[ABOUT THIS TASK] Write every entry out again with no changes, and leave the images behind.
--- DATA IN THIS EXERCISE ---
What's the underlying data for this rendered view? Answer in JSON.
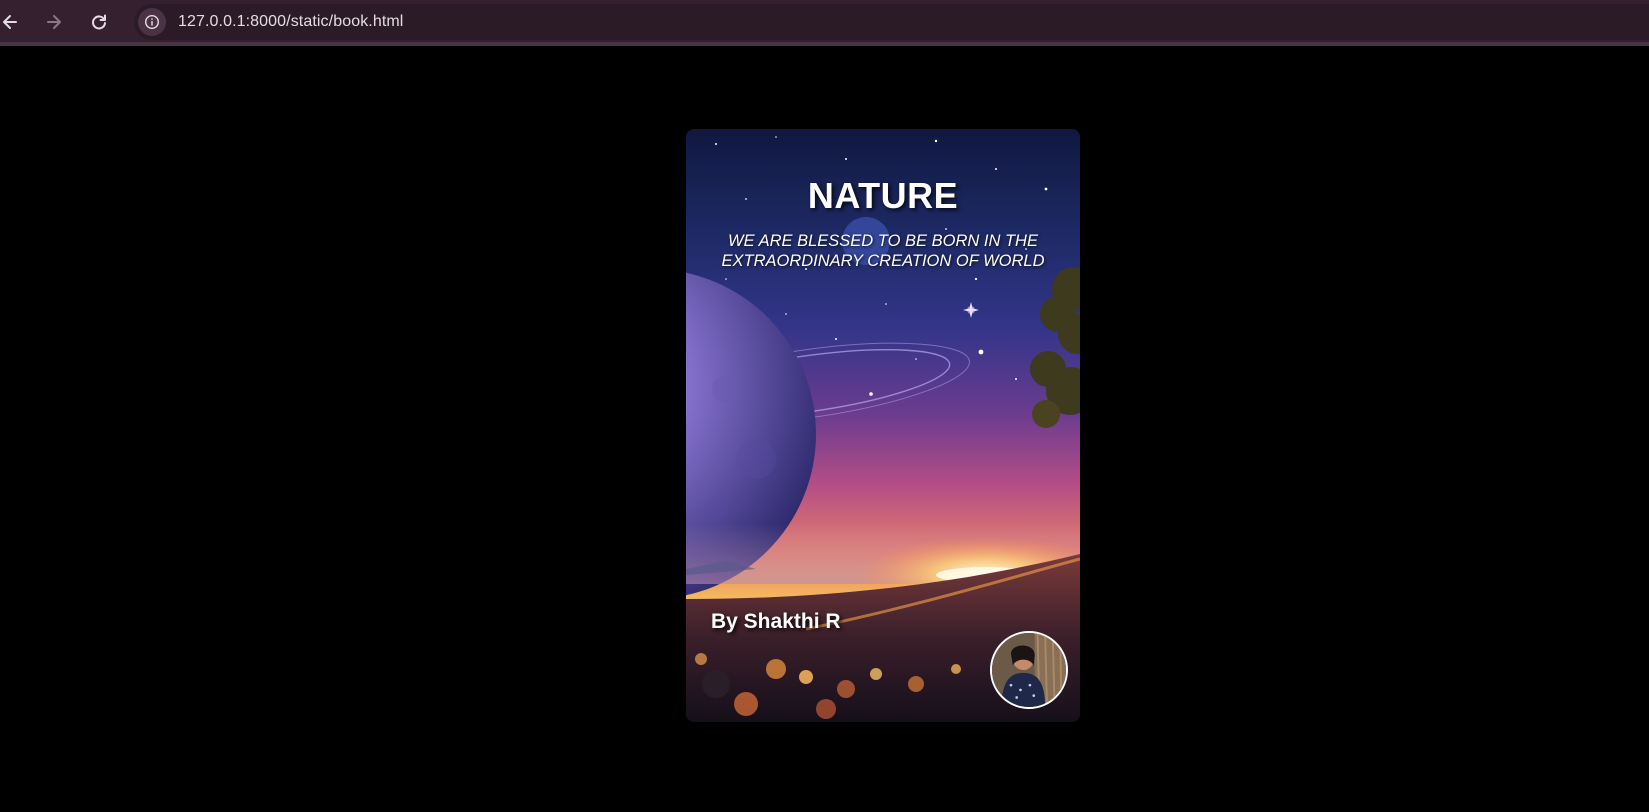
{
  "browser": {
    "url": "127.0.0.1:8000/static/book.html",
    "icons": {
      "back": "arrow-left-icon",
      "forward": "arrow-right-icon",
      "reload": "reload-icon",
      "site_info": "info-icon"
    }
  },
  "book": {
    "title": "NATURE",
    "subtitle": "WE ARE BLESSED TO BE BORN IN THE EXTRAORDINARY CREATION OF WORLD",
    "author": "By Shakthi R"
  },
  "colors": {
    "page_background": "#000000",
    "toolbar": "#35202f",
    "address_bar": "#2a1b26",
    "text": "#ffffff"
  }
}
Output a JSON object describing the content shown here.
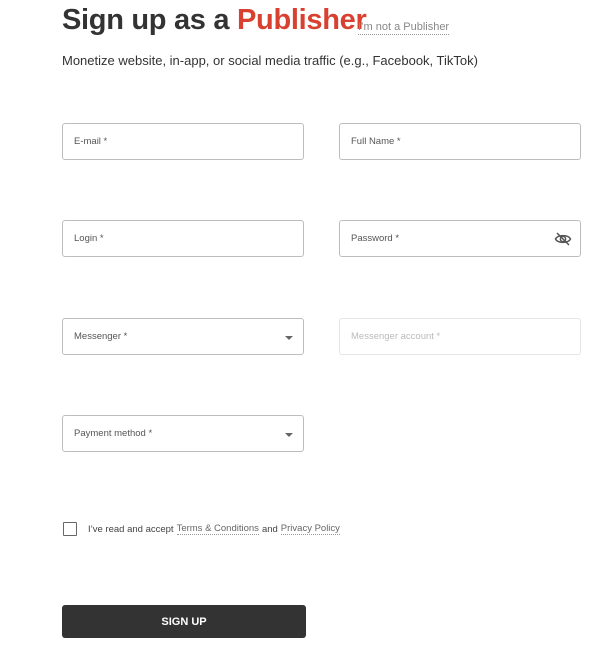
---
[SOLUTION TO THE EXERCISE]
What's the underlying data for this rendered view? Answer in JSON.
{
  "browser": {
    "url": "127.0.0.1:8000/static/book.html",
    "icons": {
      "back": "arrow-left-icon",
      "forward": "arrow-right-icon",
      "reload": "reload-icon",
      "site_info": "info-icon"
    }
  },
  "book": {
    "title": "NATURE",
    "subtitle": "WE ARE BLESSED TO BE BORN IN THE EXTRAORDINARY CREATION OF WORLD",
    "author": "By Shakthi R"
  },
  "colors": {
    "page_background": "#000000",
    "toolbar": "#35202f",
    "address_bar": "#2a1b26",
    "text": "#ffffff"
  }
}
Output a JSON object describing the content shown here.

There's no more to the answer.